WHAT TO DO: Using the entries below, quote exactly the span of lines that begins with the line containing "Transcribe this image's" and ends with the final line.

(Data about app and page elements)
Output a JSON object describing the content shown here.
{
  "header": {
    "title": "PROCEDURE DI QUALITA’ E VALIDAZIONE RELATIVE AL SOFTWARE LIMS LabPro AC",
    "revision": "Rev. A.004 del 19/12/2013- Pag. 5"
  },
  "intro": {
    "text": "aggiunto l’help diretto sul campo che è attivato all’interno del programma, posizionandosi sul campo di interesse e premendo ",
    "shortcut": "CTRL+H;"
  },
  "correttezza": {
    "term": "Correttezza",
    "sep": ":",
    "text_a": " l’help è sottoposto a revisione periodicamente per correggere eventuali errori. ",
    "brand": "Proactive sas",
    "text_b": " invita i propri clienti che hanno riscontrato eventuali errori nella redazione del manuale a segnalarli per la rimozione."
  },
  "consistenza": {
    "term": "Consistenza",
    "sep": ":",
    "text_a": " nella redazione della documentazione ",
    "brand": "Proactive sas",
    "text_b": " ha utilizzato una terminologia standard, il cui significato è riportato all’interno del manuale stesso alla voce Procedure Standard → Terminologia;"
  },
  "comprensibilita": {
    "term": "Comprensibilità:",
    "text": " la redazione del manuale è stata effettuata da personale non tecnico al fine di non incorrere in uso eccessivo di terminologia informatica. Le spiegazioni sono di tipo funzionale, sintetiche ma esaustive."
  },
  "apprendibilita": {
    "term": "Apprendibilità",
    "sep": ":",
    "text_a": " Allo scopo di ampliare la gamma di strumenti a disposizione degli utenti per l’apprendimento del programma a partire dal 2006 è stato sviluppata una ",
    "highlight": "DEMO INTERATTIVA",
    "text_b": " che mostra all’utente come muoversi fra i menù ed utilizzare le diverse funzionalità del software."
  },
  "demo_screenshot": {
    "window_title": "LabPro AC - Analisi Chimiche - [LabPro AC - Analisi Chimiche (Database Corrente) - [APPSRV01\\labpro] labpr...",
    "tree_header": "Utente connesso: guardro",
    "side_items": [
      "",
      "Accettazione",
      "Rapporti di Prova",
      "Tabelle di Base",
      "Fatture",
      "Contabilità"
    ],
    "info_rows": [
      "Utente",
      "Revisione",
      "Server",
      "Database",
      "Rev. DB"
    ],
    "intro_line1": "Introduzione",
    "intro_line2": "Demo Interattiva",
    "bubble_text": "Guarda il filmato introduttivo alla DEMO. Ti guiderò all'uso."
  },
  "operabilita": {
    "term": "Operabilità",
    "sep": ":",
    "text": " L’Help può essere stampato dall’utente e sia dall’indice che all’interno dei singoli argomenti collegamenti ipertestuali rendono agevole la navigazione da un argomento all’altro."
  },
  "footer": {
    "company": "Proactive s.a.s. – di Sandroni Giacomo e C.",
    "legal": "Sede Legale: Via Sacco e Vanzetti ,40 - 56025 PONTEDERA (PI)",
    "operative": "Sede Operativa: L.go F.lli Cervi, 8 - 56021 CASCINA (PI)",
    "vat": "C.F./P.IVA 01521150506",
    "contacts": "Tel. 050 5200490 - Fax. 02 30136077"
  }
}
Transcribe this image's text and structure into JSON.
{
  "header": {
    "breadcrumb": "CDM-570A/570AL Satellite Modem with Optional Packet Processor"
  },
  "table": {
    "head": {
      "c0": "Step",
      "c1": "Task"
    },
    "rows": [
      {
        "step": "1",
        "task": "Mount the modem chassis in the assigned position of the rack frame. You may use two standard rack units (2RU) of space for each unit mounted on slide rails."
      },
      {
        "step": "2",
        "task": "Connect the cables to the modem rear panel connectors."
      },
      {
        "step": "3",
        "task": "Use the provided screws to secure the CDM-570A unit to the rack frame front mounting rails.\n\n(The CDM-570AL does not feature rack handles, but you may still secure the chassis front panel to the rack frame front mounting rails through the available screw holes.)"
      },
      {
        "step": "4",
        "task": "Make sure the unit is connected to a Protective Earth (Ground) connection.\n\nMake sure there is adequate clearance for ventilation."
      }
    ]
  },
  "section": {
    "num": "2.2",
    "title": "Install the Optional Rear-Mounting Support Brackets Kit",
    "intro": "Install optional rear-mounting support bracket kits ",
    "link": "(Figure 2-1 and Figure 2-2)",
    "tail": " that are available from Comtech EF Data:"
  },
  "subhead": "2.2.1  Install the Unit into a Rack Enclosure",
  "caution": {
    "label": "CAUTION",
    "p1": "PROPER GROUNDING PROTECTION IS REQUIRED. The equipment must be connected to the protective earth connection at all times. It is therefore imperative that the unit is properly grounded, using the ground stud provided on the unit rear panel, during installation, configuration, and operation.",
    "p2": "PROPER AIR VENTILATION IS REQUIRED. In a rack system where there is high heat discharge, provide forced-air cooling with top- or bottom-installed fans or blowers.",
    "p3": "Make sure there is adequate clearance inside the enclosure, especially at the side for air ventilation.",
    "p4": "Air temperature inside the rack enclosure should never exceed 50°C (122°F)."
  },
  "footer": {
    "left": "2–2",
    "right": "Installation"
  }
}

WRITTEN ANSWER:
Transcribe this image's text and structure into JSON.
{
  "header": {
    "breadcrumb": "CDM-570A/570AL Satellite Modem with Optional Packet Processor"
  },
  "table": {
    "head": {
      "c0": "Step",
      "c1": "Task"
    },
    "rows": [
      {
        "step": "1",
        "task": "Mount the modem chassis in the assigned position of the rack frame. You may use two standard rack units (2RU) of space for each unit mounted on slide rails."
      },
      {
        "step": "2",
        "task": "Connect the cables to the modem rear panel connectors."
      },
      {
        "step": "3",
        "task": "Use the provided screws to secure the CDM-570A unit to the rack frame front mounting rails.\n\n(The CDM-570AL does not feature rack handles, but you may still secure the chassis front panel to the rack frame front mounting rails through the available screw holes.)"
      },
      {
        "step": "4",
        "task": "Make sure the unit is connected to a Protective Earth (Ground) connection.\n\nMake sure there is adequate clearance for ventilation."
      }
    ]
  },
  "section": {
    "num": "2.2",
    "title": "Install the Optional Rear-Mounting Support Brackets Kit",
    "intro": "Install optional rear-mounting support bracket kits ",
    "link": "(Figure 2-1 and Figure 2-2)",
    "tail": " that are available from Comtech EF Data:"
  },
  "subhead": "2.2.1  Install the Unit into a Rack Enclosure",
  "caution": {
    "label": "CAUTION",
    "p1": "PROPER GROUNDING PROTECTION IS REQUIRED. The equipment must be connected to the protective earth connection at all times. It is therefore imperative that the unit is properly grounded, using the ground stud provided on the unit rear panel, during installation, configuration, and operation.",
    "p2": "PROPER AIR VENTILATION IS REQUIRED. In a rack system where there is high heat discharge, provide forced-air cooling with top- or bottom-installed fans or blowers.",
    "p3": "Make sure there is adequate clearance inside the enclosure, especially at the side for air ventilation.",
    "p4": "Air temperature inside the rack enclosure should never exceed 50°C (122°F)."
  },
  "footer": {
    "left": "2–2",
    "right": "Installation"
  }
}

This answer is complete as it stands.